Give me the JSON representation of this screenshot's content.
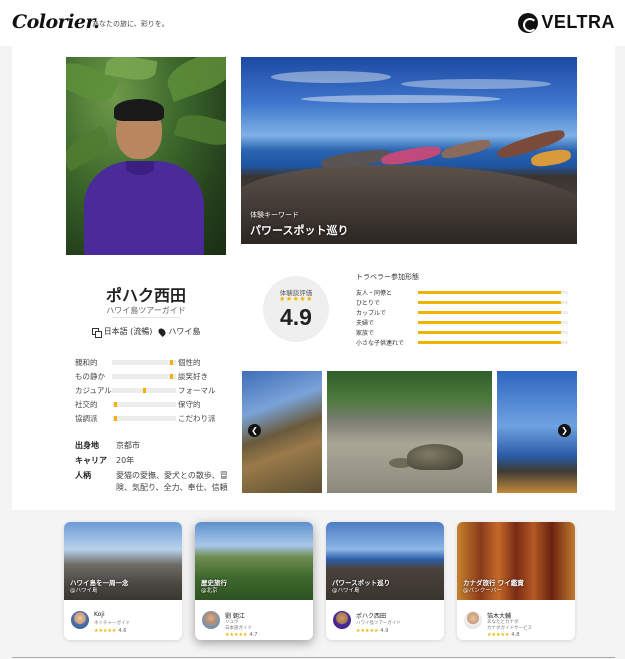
{
  "header": {
    "logo": "Colorier.",
    "tagline": "あなたの旅に、彩りを。",
    "brand": "VELTRA"
  },
  "profile": {
    "name": "ポハク西田",
    "role": "ハワイ島ツアーガイド",
    "language": "日本語 (流暢)",
    "location": "ハワイ島",
    "traits": [
      {
        "left": "親和的",
        "right": "個性的",
        "value": 0.95
      },
      {
        "left": "もの静か",
        "right": "談笑好き",
        "value": 0.95
      },
      {
        "left": "カジュアル",
        "right": "フォーマル",
        "value": 0.5
      },
      {
        "left": "社交的",
        "right": "保守的",
        "value": 0.03
      },
      {
        "left": "協調派",
        "right": "こだわり派",
        "value": 0.03
      }
    ],
    "info": [
      {
        "label": "出身地",
        "value": "京都市"
      },
      {
        "label": "キャリア",
        "value": "20年"
      },
      {
        "label": "人柄",
        "value": "愛猫の愛撫、愛犬との散歩、冒険、気配り、全力、奉仕、信頼"
      }
    ]
  },
  "hero": {
    "label": "体験キーワード",
    "title": "パワースポット巡り"
  },
  "rating": {
    "label": "体験談評価",
    "stars": "★★★★★",
    "score": "4.9"
  },
  "participants": {
    "title": "トラベラー参加形態",
    "rows": [
      {
        "label": "友人・同僚と",
        "value": 0.95
      },
      {
        "label": "ひとりで",
        "value": 0.95
      },
      {
        "label": "カップルで",
        "value": 0.95
      },
      {
        "label": "夫婦で",
        "value": 0.95
      },
      {
        "label": "家族で",
        "value": 0.95
      },
      {
        "label": "小さな子供連れで",
        "value": 0.95
      }
    ]
  },
  "carousel": {
    "prev_icon": "chevron-left-icon",
    "next_icon": "chevron-right-icon"
  },
  "tours": [
    {
      "title": "ハワイ島を一周一念",
      "area": "@ハワイ島",
      "guide": "Koji",
      "guide_role": "ネイチャーガイド",
      "stars": "★★★★★",
      "score": "4.6"
    },
    {
      "title": "歴史旅行",
      "area": "@北京",
      "guide": "劉 朝江",
      "guide_role": "リュウ\n日本語ガイド",
      "stars": "★★★★★",
      "score": "4.7"
    },
    {
      "title": "パワースポット巡り",
      "area": "@ハワイ島",
      "guide": "ポハク西田",
      "guide_role": "ハワイ島ツアーガイド",
      "stars": "★★★★★",
      "score": "4.9"
    },
    {
      "title": "カナダ旅行 ワイ鑑賞",
      "area": "@バンクーバー",
      "guide": "箔木大輔",
      "guide_role": "あなたとカナダ\nカナダガイドサービス",
      "stars": "★★★★★",
      "score": "4.8"
    }
  ]
}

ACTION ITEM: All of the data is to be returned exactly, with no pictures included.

THE ANSWER:
Give me the JSON representation of this screenshot's content.
{
  "header": {
    "logo": "Colorier.",
    "tagline": "あなたの旅に、彩りを。",
    "brand": "VELTRA"
  },
  "profile": {
    "name": "ポハク西田",
    "role": "ハワイ島ツアーガイド",
    "language": "日本語 (流暢)",
    "location": "ハワイ島",
    "traits": [
      {
        "left": "親和的",
        "right": "個性的",
        "value": 0.95
      },
      {
        "left": "もの静か",
        "right": "談笑好き",
        "value": 0.95
      },
      {
        "left": "カジュアル",
        "right": "フォーマル",
        "value": 0.5
      },
      {
        "left": "社交的",
        "right": "保守的",
        "value": 0.03
      },
      {
        "left": "協調派",
        "right": "こだわり派",
        "value": 0.03
      }
    ],
    "info": [
      {
        "label": "出身地",
        "value": "京都市"
      },
      {
        "label": "キャリア",
        "value": "20年"
      },
      {
        "label": "人柄",
        "value": "愛猫の愛撫、愛犬との散歩、冒険、気配り、全力、奉仕、信頼"
      }
    ]
  },
  "hero": {
    "label": "体験キーワード",
    "title": "パワースポット巡り"
  },
  "rating": {
    "label": "体験談評価",
    "stars": "★★★★★",
    "score": "4.9"
  },
  "participants": {
    "title": "トラベラー参加形態",
    "rows": [
      {
        "label": "友人・同僚と",
        "value": 0.95
      },
      {
        "label": "ひとりで",
        "value": 0.95
      },
      {
        "label": "カップルで",
        "value": 0.95
      },
      {
        "label": "夫婦で",
        "value": 0.95
      },
      {
        "label": "家族で",
        "value": 0.95
      },
      {
        "label": "小さな子供連れで",
        "value": 0.95
      }
    ]
  },
  "carousel": {
    "prev_icon": "chevron-left-icon",
    "next_icon": "chevron-right-icon"
  },
  "tours": [
    {
      "title": "ハワイ島を一周一念",
      "area": "@ハワイ島",
      "guide": "Koji",
      "guide_role": "ネイチャーガイド",
      "stars": "★★★★★",
      "score": "4.6"
    },
    {
      "title": "歴史旅行",
      "area": "@北京",
      "guide": "劉 朝江",
      "guide_role": "リュウ\n日本語ガイド",
      "stars": "★★★★★",
      "score": "4.7"
    },
    {
      "title": "パワースポット巡り",
      "area": "@ハワイ島",
      "guide": "ポハク西田",
      "guide_role": "ハワイ島ツアーガイド",
      "stars": "★★★★★",
      "score": "4.9"
    },
    {
      "title": "カナダ旅行 ワイ鑑賞",
      "area": "@バンクーバー",
      "guide": "箔木大輔",
      "guide_role": "あなたとカナダ\nカナダガイドサービス",
      "stars": "★★★★★",
      "score": "4.8"
    }
  ]
}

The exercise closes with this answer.